Required work: Some lines in the material below hold the word "name". Copy all of them.

Supplied information:

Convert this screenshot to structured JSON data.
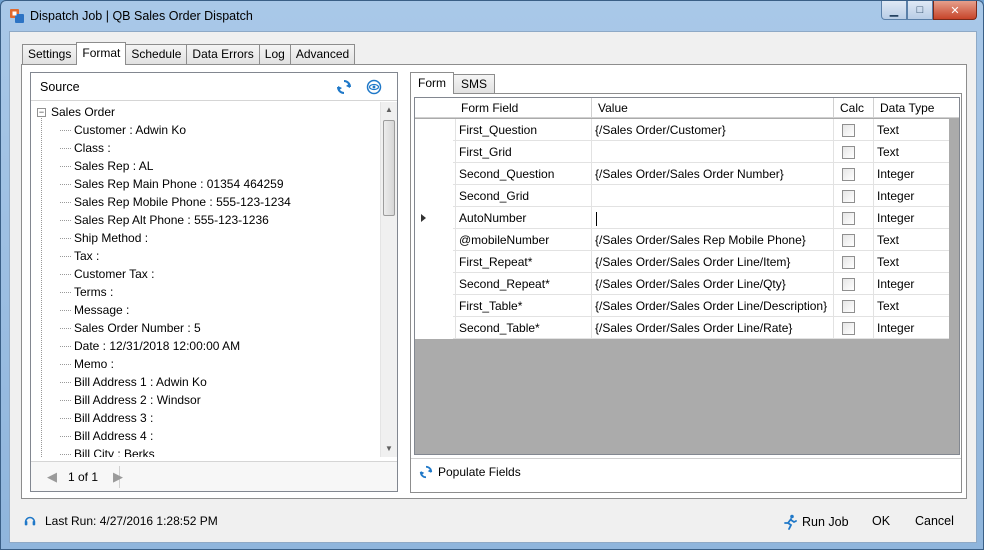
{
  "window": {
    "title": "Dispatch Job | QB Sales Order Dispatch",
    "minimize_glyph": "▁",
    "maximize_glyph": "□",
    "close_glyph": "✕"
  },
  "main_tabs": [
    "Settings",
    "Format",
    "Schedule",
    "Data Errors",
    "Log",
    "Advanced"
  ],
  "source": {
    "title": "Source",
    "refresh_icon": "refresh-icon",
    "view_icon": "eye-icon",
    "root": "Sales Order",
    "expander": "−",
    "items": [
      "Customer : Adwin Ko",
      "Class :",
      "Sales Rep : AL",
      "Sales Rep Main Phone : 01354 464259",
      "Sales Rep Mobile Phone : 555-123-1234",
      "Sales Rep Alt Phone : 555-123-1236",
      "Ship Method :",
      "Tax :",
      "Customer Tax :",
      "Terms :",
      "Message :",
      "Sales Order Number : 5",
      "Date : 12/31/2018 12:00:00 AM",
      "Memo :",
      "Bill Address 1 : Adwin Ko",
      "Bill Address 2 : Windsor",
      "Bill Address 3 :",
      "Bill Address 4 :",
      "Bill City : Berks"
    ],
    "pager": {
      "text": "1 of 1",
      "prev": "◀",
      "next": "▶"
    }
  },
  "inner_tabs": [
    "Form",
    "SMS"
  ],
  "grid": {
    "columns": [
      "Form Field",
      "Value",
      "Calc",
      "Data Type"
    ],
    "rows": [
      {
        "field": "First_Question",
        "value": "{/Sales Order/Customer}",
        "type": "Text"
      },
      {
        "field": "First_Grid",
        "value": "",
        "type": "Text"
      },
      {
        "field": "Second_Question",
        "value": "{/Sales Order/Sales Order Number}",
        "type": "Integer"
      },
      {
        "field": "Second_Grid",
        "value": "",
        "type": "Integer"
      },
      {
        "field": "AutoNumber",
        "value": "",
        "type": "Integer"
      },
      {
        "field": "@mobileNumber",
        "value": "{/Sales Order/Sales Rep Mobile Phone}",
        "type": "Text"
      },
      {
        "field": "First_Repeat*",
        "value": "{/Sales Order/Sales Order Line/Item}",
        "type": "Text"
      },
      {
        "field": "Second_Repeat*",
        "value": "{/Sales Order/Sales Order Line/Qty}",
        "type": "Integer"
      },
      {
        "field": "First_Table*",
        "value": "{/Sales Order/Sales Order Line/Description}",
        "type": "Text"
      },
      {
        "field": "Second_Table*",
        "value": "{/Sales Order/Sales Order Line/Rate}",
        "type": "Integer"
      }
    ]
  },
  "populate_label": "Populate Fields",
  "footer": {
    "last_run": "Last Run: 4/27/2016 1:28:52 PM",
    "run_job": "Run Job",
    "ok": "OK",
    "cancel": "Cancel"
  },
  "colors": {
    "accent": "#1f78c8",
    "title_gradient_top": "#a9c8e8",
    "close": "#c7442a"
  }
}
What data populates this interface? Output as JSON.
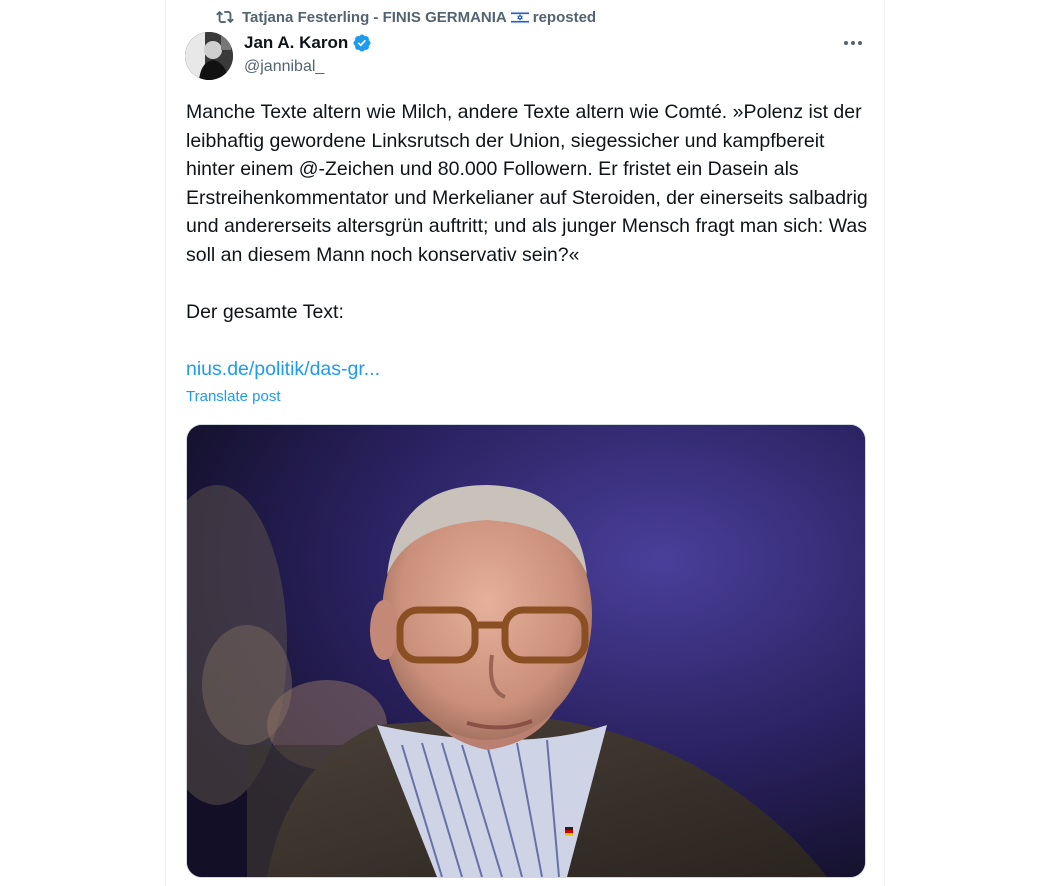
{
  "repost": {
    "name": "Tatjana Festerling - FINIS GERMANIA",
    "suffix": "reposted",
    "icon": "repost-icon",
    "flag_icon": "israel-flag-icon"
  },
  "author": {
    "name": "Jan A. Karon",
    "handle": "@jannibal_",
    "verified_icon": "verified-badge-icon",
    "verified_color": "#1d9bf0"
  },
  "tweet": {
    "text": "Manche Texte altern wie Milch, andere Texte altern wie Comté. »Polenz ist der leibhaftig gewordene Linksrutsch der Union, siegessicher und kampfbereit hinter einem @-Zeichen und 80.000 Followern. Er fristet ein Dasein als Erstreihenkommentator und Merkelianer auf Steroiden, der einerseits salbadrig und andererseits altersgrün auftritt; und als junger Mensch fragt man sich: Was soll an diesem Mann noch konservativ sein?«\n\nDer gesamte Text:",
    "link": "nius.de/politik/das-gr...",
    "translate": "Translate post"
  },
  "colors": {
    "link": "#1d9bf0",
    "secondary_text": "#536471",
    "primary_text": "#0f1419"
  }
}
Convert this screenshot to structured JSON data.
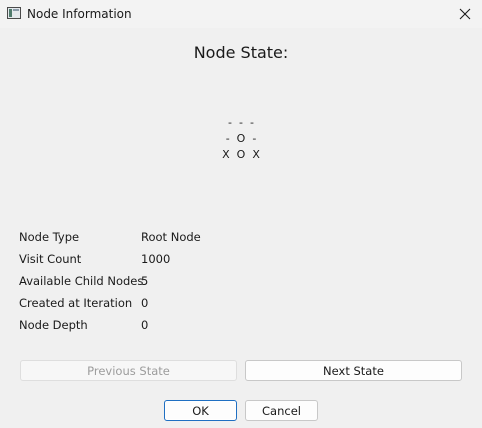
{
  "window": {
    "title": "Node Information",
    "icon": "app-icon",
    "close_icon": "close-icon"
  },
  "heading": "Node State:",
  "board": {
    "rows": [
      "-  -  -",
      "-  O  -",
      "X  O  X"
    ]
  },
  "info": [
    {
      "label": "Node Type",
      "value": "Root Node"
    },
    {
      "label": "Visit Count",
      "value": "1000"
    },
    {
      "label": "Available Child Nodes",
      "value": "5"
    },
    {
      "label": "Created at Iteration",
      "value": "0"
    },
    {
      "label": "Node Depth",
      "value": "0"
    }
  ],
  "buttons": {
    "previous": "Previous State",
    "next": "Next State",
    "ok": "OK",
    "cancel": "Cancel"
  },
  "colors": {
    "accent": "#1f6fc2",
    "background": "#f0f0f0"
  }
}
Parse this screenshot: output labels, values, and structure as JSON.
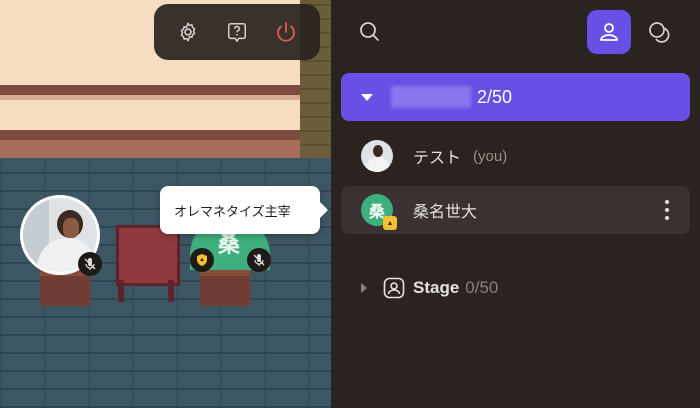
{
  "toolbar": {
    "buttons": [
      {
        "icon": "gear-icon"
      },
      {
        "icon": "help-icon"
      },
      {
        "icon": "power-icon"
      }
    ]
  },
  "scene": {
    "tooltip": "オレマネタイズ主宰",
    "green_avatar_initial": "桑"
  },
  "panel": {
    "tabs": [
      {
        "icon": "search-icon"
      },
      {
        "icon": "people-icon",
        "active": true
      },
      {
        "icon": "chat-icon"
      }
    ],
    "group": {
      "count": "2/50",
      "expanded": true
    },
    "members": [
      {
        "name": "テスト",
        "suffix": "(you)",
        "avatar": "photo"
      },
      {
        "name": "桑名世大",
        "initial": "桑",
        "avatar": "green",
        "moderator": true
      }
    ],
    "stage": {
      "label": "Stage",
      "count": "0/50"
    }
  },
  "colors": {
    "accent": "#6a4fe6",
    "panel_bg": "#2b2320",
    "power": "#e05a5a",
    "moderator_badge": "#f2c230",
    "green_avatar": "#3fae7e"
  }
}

Worked solution:
    "name": "Tatjana Festerling - FINIS GERMANIA",
    "name": "Jan A. Karon",
        "name": "テスト",
        "name": "桑名世大",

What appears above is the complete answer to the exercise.